However, this official believes that Brundtland could have done more for women. “I hoped Brundtland would have cut political caution and made more programmatic and clear women’s health strategies,” says this former UN official. “We need leadership that will talk courageously about women’s right to health and provide programmatic guidelines rather than saying the right thing politically.”
Pushing Women’s Health Initiatives Beyond Reproductive Health
The election provides an opportunity for advocates to call for fresh priority setting on gender and health.
Disaggregating data by gender will point the way to sex differences in health that need addressing, says Elaine Wolfson, president of the Global Alliance for Women’s Health. “I’d like to see women’s morbidity looked at as much as women’s mortality, because women suffer a disparity in heart disease, osteoarthritis, and autoimmune diseases, among others,” she says.
Dr. Shelley Ross, the president of Medical Women’s International Association, agrees that “women’s health can include diseases that are more prevalent or serious in women and that often women’s health suffers from narrowness of focus, meaning that it is equated with reproduction.” Health care for women should include social, emotional and cultural well-being along with biology, she says.
“Rates of HIV infection among women have surpassed rates of infection among men in sub-Saharan Africa,” says sociologist Hinden, “leaving women unable to support or care for themselves and creating an orphan problem that’s going to increase exponentially.”
Access to inexpensive drugs is key to controlling the impact of AIDS, but also to addressing other diseases neglected by the developed world, such as malaria and sleeping sickness.
Inside the organization, Brundtland’s goal was a workforce comprised equally of men and women, but such staff policies came towards the end of her tenure, and women are not equally represented among new recruits or in current leadership. WHO’s new leader must address these disparities, as well as shaky employee morale.
Short-listed candidates include Dr. Julio Frenk, Mexico’s secretary of health, Dr. Jong Wook Lee of the Republic of Korea and director of WHO’s Stop TB program, and Ismail Sallam, former minister of health and population from Egypt. Also in the running are Dr. Pascoal Manuel Mocumbi, Mozambique’s prime minister, a gynecologist who puts women’s health high on his agenda, and Dr. Peter Piot of Belgium, who acts as Under Secretary-General of the U.N. and leads WHO’s UNAIDS program.
Ross adds that a male director-general “must make a special effort to promote women’s health and to appoint women to key positions in the organization,” maintaining, “too much work has been done in promoting gender equality to allow the world’s most important health body not to have female influence.”
Kathleen Nelson is a freelance journalist based in New York City.

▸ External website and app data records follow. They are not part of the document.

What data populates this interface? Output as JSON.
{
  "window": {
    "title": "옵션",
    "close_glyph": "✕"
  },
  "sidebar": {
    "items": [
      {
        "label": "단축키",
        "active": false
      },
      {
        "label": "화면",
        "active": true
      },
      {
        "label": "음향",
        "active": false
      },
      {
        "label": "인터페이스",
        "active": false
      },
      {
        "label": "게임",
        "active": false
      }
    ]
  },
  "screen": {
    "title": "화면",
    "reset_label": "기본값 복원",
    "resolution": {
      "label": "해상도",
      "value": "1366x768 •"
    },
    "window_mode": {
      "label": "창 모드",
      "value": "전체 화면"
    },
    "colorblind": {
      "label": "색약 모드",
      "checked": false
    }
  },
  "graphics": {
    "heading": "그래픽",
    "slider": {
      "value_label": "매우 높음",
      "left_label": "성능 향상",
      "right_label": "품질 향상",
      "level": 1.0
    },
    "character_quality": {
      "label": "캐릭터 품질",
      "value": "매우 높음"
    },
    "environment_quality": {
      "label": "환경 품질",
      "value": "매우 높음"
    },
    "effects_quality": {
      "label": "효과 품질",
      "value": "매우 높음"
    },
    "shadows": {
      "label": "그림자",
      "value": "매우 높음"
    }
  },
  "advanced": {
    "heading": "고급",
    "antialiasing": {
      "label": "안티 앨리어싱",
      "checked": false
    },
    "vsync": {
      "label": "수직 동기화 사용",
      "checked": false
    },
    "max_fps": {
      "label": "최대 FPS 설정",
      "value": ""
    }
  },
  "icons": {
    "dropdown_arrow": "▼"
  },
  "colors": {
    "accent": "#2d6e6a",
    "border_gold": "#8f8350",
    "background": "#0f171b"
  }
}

For more information:
World Health Organization–
“Choice narrows in WHO Director-General race”:
World Health Organization–
“Making Pregnancy Safer (MPR)”:
National Public Radio–
“Profile: WHO Director Gro Harlem Brundtland”: